“A grower should never look at a leaf-tissue analysis and say, ‘Oh, I need more nitrogen,’” Brown said. “They should first say, ‘Well, let me have a look at my budget. Was I under budget? And if I am not underbudgeted, why are these leaves yellow? Let’s look at my efficiency.’ That is the thought process and it is the only way we are going to get around nitrate pollution of the groundwater and all of the problems that that is causing us.”
Brown added that overapplying nitrogen serves no benefit. “Growers cannot enhance productivity by overapplying nitrogen,” he said. “Like chickens in an egg farm, you feed them what they need, and you aren’t going to get more eggs by feeding them more than what they need.”
Brown characterized the almond industry’s embrace of nitrogen use efficiency in recent years as a “wonderful development.”

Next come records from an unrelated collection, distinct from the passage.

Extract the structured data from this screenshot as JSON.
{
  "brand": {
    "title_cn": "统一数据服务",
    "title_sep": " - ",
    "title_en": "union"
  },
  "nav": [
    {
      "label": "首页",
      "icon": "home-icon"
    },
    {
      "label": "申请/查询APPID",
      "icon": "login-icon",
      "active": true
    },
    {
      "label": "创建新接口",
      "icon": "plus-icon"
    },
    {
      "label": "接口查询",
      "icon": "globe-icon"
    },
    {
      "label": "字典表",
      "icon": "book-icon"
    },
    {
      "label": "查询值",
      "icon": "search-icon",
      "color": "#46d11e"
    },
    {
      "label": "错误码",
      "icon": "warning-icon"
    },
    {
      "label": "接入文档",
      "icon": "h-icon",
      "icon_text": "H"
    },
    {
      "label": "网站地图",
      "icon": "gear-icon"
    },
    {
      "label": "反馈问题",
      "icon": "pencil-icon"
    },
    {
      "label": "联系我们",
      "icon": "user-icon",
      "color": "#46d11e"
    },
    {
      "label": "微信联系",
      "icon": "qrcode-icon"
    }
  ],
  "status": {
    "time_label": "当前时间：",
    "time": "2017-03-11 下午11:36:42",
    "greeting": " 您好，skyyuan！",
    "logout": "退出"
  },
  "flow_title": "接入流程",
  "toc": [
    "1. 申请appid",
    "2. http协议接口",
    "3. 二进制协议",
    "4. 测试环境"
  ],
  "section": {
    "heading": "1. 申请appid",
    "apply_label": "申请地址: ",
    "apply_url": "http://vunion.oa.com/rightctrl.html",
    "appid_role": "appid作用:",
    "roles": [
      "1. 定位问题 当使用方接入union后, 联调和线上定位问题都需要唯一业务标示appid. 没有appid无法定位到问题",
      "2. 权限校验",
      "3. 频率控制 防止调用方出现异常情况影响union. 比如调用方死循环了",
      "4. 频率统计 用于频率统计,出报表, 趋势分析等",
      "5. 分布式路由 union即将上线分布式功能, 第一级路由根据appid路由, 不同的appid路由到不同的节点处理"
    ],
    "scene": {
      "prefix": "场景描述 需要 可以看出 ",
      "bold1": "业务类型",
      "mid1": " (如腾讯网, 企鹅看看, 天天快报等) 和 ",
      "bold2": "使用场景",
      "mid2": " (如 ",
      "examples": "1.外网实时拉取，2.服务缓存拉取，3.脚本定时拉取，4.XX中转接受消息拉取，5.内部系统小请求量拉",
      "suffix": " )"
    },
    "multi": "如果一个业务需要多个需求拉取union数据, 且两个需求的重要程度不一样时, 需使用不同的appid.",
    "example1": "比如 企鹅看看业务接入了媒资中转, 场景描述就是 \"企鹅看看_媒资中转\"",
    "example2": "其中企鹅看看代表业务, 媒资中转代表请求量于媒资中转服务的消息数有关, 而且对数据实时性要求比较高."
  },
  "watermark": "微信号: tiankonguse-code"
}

“If you go back 20 years and ask an average almond grower what they do, they would say they apply 250 to 275 pounds of nitrogen,” Brown said. “And if you said, ‘But you have a five-year-old orchard and a 15-year-old orchard, one yielding 3,000 pounds and one 1,500 pounds.
Should they both get the same?’ And they would say, ‘Maybe not, but it’s not easy to know for sure and it is easier to avoid loss by erring on the high side.’
“Now they are thinking and saying, ‘Okay, this is only the fifth leaf. It is only 1,500 pounds, and I’m only going to give it this much nitrogen. Or it is a 19-year-old orchard and it is on its way out, so I am going to give it less,’” Brown said. “Many growers have done that.”
When determining a nitrogen budget, Brown said growers should factor in the residual nitrogen in a system, primarily the nitrogen found in irrigation water.
“Nitrogen in irrigation water is an excellent and free N fertilizer and should be included in your total annual N budget,” the researchers wrote in the 2012 paper.
Proper timing of nitrogen applications is another key to achieving maximum results from your nitrogen budget, Brown said, with the first application optimally going on no earlier than 50% leaf-out.
“Trees don’t start using nitrogen from the soil until their leaves are 50% expanded,” Brown said. “Prior to that, they are growing off the nitrogen they stored the prior year.”
When sampling leaves, Brown said it is important for growers to pull multiple samples. The 2012 research paper recommends growers take 18 to 20 samples from trees at least 30 feet apart in any one orchard.
“That gives you a statistically valid average for that portion of the orchard,” Brown said.
Further information on sampling techniques can be found in the Almond Board of California publication titled ‘Nitrogen Best Management Practices’ at almonds.com/sites/default/files/2020-12/ABC_Nitrogen_8.5x11_vmags.pdf.
The 2012 UC Davis research paper also advised growers to apply nitrogen in several small doses during the season rather than in one shot, another concept that has been embraced by growers in recent years and one that Brown believes is another key to optimizing nitrogen performance.
“If you’ve got an orchard that needs 200 pounds of nitrogen and you put 200 pounds on the ground in January, on paper, that might look balanced,” Brown said. “In reality, much of that 200 pounds is going to be pushed below the rootzone before the tree needs it in June or July.
“You are much better off putting on multiple applications,” he said.
Brown, who was awarded the Dennis R. Hoagland Award from the American Society for Plant Biology and the Leo M. Walsh Soil Fertility Distinguished Lectureship from Soil Science of America last May, said that orchard variability can make it difficult for growers to maximize nitrogen benefits in a way that minimizes losses. But, he said, “It can be done.”
“It is going to take more work than just throwing it all on the ground and hoping for the best,” Brown said. “But absolutely, a grower can achieve great productivity and high efficiencies of nitrogen in drip irrigation or microsprinkler systems.”